(DATA UNDER STUDY)
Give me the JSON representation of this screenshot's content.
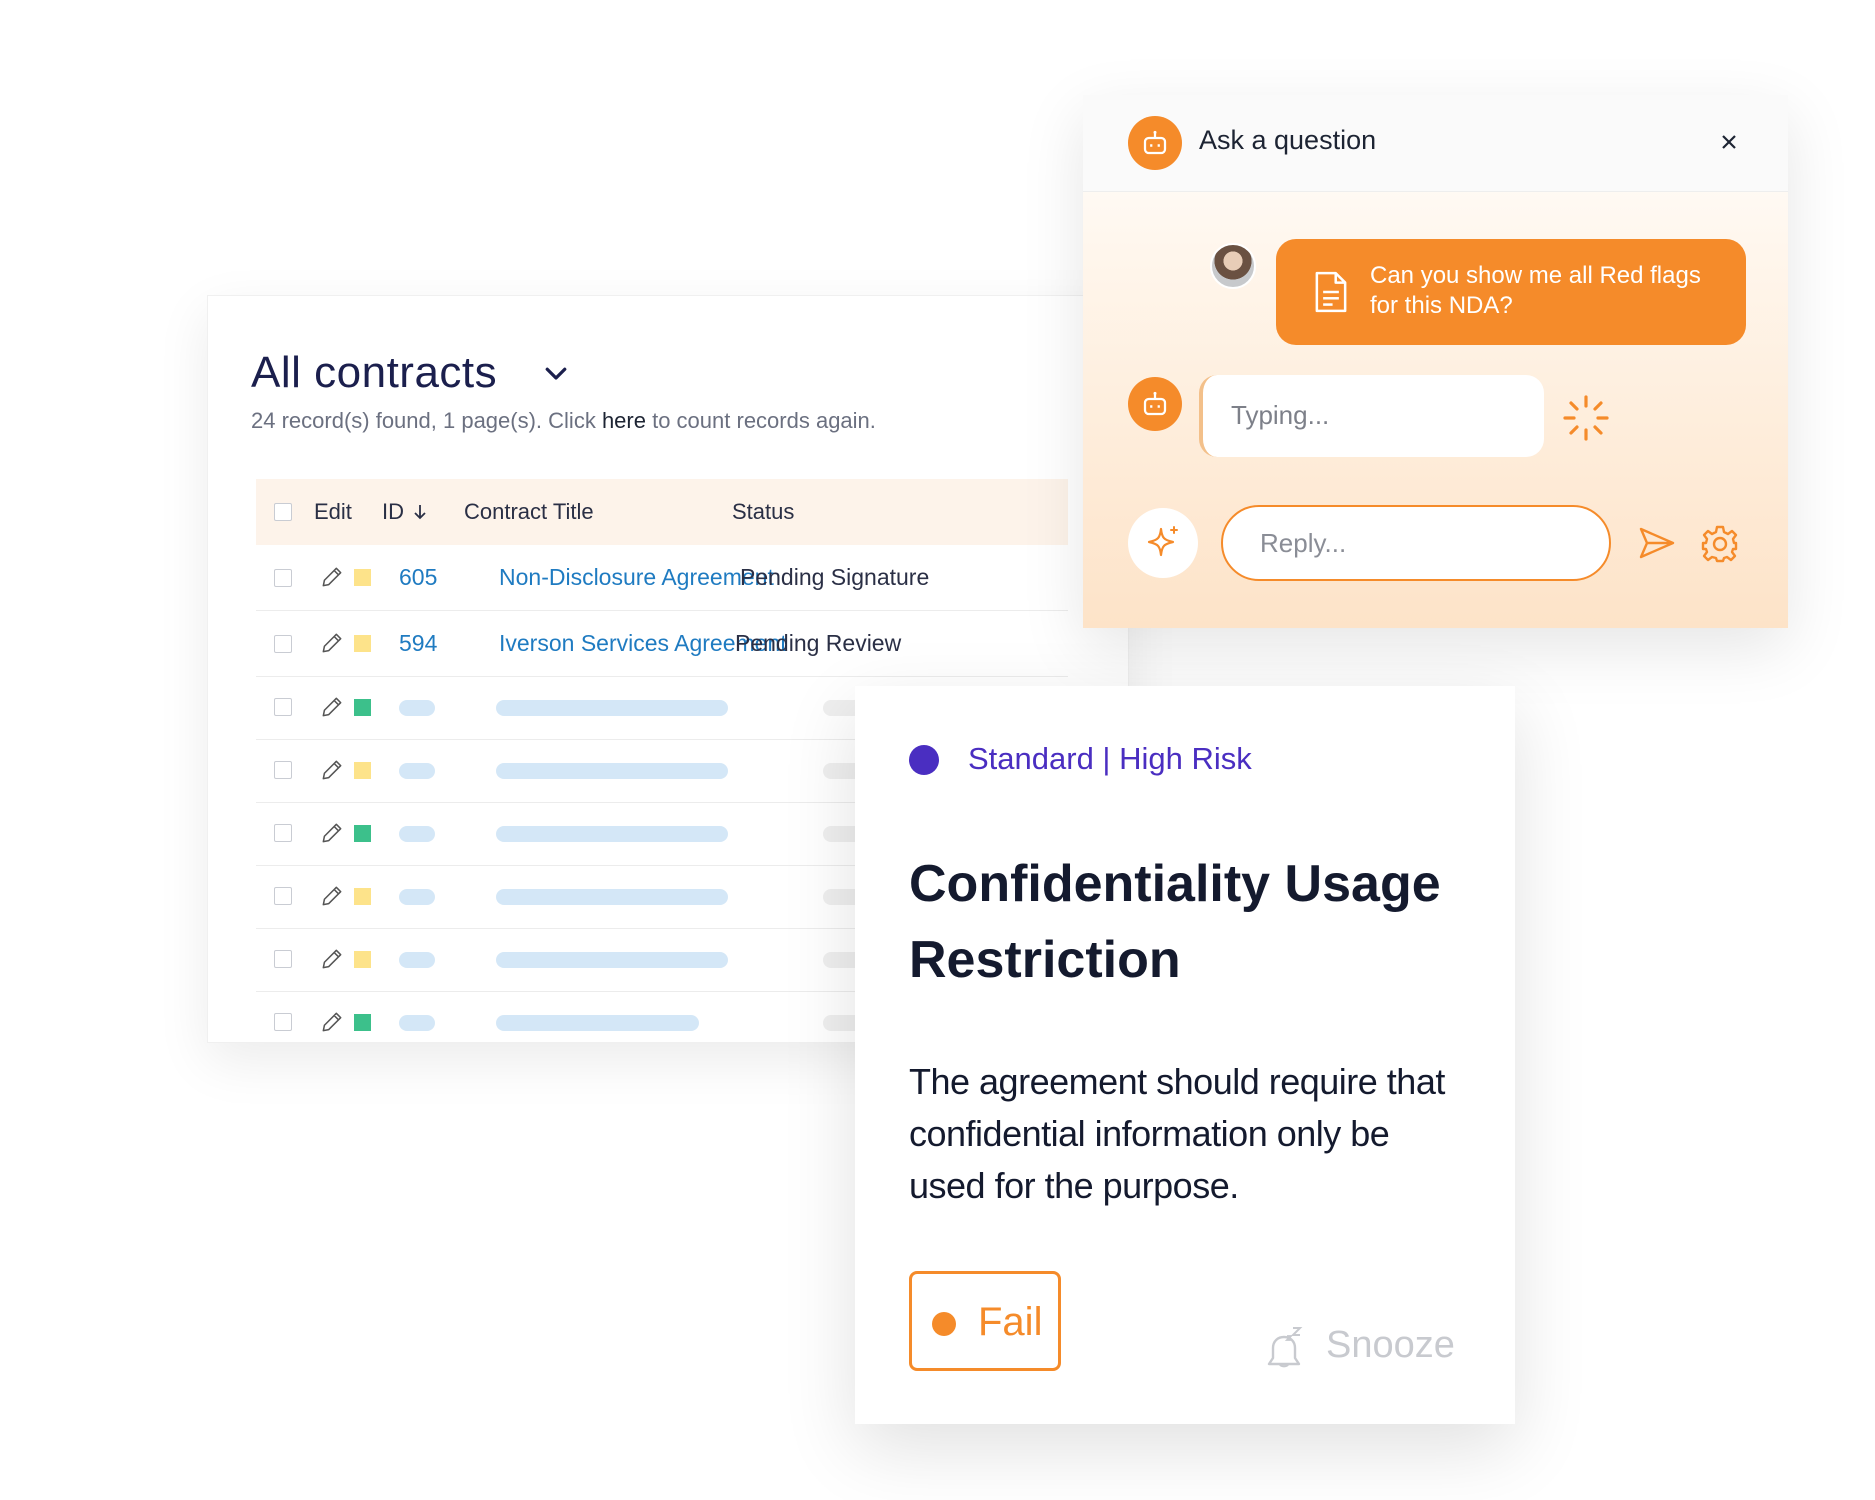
{
  "contracts": {
    "title": "All contracts",
    "records_prefix": "24 record(s) found, 1 page(s). Click ",
    "records_link": "here",
    "records_suffix": " to count records again.",
    "columns": {
      "edit": "Edit",
      "id": "ID",
      "title": "Contract Title",
      "status": "Status"
    },
    "rows": [
      {
        "id": "605",
        "title": "Non-Disclosure Agreement",
        "status": "Pending Signature",
        "flag": "yellow"
      },
      {
        "id": "594",
        "title": "Iverson Services Agreement",
        "status": "Pending Review",
        "flag": "yellow"
      }
    ],
    "placeholder_row_flags": [
      "green",
      "yellow",
      "green",
      "yellow",
      "yellow",
      "green"
    ]
  },
  "chat": {
    "title": "Ask a question",
    "user_message": "Can you show me all Red flags for this NDA?",
    "typing": "Typing...",
    "reply_placeholder": "Reply..."
  },
  "risk_card": {
    "label": "Standard | High Risk",
    "title": "Confidentiality Usage Restriction",
    "description": "The agreement should require that confidential information only be used for the purpose.",
    "result": "Fail",
    "snooze": "Snooze"
  },
  "colors": {
    "accent": "#f58b2a",
    "link": "#1f7bc1",
    "risk": "#4a2ec1",
    "flag_yellow": "#fde38a",
    "flag_green": "#3cc08b",
    "skeleton": "#d4e7f7"
  },
  "icons": {
    "header": "chevron-down-icon",
    "sort": "arrow-down-icon",
    "row_edit": "pencil-icon",
    "bot": "robot-icon",
    "close": "close-icon",
    "message": "document-icon",
    "loading": "spinner-icon",
    "ai": "sparkle-icon",
    "send": "send-icon",
    "settings": "gear-icon",
    "snooze": "snooze-bell-icon"
  }
}
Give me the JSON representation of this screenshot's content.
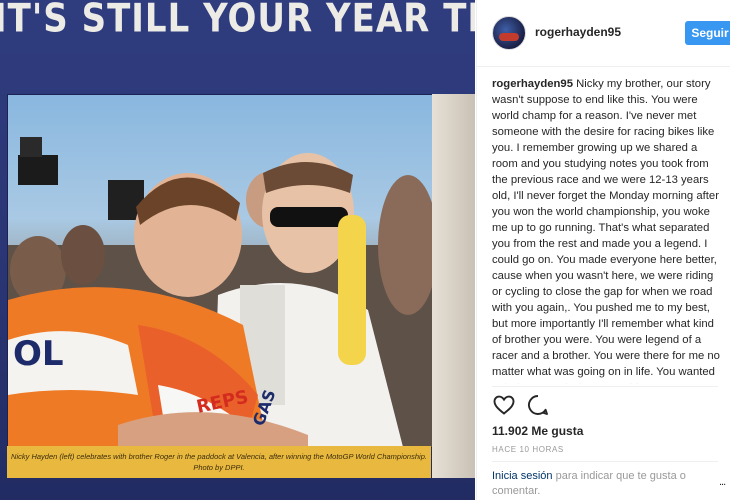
{
  "photo": {
    "headline": "IT'S STILL YOUR YEAR TRICK\"",
    "caption": "Nicky Hayden (left) celebrates with brother Roger in the paddock at Valencia, after winning the MotoGP World Championship. Photo by DPPI.",
    "jersey_text_1": "OL",
    "jersey_text_2": "REPS",
    "jersey_text_3": "GAS"
  },
  "post": {
    "username": "rogerhayden95",
    "follow_label": "Seguir",
    "comment_user": "rogerhayden95",
    "comment_text": "Nicky my brother, our story wasn't suppose to end like this. You were world champ for a reason. I've never met someone with the desire for racing bikes like you. I remember growing up we shared a room and you studying notes you took from the previous race and we were 12-13 years old, I'll never forget the Monday morning after you won the world championship, you woke me up to go running. That's what separated you from the rest and made you a legend. I could go on. You made everyone here better, cause when you wasn't here, we were riding or cycling to close the gap for when we road with you again,. You pushed me to my best, but more importantly I'll remember what kind of brother you were. You were legend of a racer and a brother. You were there for me no matter what was going on in life. You wanted to help. I'm so lucky we could",
    "likes": "11.902 Me gusta",
    "time": "HACE 10 HORAS",
    "login_link": "Inicia sesión",
    "login_rest": " para indicar que te gusta o comentar.",
    "more": "..."
  },
  "icons": [
    "heart-icon",
    "comment-icon"
  ],
  "colors": {
    "follow": "#3897f0",
    "link": "#003569",
    "muted": "#999999",
    "magazine_blue": "#2a3574",
    "caption_strip": "#e9b93f"
  }
}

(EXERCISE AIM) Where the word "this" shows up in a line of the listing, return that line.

(EXERCISE OUTPUT)
Give me the JSON representation of this screenshot's content.
    "user_message": "Can you show me all Red flags for this NDA?",
Give me the JSON representation of this screenshot's content.
    "comment_text": "Nicky my brother, our story wasn't suppose to end like this. You were world champ for a reason. I've never met someone with the desire for racing bikes like you. I remember growing up we shared a room and you studying notes you took from the previous race and we were 12-13 years old, I'll never forget the Monday morning after you won the world championship, you woke me up to go running. That's what separated you from the rest and made you a legend. I could go on. You made everyone here better, cause when you wasn't here, we were riding or cycling to close the gap for when we road with you again,. You pushed me to my best, but more importantly I'll remember what kind of brother you were. You were legend of a racer and a brother. You were there for me no matter what was going on in life. You wanted to help. I'm so lucky we could",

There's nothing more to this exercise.